The output should be every line below that includes the word "name".

• **Records provided**
————
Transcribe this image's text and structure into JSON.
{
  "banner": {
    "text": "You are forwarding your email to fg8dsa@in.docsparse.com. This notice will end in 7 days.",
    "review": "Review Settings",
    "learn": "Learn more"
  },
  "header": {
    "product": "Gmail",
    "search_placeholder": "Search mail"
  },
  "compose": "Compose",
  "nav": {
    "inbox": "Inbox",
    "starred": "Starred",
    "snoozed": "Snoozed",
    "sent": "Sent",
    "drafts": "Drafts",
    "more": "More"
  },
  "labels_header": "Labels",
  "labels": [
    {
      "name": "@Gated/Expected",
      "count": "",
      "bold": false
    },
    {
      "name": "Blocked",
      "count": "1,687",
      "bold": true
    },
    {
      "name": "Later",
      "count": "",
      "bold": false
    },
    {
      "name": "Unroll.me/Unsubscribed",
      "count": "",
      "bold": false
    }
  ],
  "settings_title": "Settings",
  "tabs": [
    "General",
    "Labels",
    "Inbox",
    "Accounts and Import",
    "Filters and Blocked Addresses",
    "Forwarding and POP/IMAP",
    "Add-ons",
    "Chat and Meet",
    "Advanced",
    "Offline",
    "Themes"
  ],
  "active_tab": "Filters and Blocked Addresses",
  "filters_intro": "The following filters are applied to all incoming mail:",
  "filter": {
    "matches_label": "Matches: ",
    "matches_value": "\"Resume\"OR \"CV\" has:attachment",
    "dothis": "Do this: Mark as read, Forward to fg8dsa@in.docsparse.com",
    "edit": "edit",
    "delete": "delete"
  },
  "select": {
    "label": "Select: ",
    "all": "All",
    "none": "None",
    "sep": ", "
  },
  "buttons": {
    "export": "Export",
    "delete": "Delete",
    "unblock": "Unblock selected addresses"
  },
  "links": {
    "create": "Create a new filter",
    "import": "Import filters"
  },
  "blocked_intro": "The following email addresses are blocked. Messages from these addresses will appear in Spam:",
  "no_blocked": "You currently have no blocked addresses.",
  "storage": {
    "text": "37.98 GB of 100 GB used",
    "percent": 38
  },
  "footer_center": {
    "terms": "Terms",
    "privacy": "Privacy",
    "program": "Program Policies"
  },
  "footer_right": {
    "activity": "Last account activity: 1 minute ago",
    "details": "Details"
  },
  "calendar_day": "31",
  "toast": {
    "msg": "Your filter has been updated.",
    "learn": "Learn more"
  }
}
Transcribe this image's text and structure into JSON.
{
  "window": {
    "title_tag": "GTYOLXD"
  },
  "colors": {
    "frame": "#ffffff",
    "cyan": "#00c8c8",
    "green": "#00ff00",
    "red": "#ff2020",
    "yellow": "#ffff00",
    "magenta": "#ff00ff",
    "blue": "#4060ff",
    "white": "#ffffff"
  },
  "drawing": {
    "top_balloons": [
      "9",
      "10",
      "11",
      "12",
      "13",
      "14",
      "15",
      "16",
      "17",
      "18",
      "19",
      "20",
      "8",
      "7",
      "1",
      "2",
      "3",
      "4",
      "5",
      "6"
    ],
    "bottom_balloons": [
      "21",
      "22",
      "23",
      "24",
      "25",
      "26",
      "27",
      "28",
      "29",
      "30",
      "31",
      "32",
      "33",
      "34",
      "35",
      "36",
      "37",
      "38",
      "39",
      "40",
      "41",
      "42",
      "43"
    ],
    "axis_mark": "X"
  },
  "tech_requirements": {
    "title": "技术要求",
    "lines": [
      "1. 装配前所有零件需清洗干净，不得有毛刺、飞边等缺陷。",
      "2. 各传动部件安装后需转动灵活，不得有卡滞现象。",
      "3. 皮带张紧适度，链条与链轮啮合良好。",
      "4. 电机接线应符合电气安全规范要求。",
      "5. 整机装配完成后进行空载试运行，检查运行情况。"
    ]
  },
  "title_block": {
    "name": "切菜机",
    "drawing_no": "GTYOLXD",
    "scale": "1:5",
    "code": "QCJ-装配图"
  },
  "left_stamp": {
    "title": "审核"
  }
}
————
• **Expected answer**
      "name": "@Gated/Expected",
      "name": "Blocked",
      "name": "Later",
      "name": "Unroll.me/Unsubscribed",
    "name": "切菜机",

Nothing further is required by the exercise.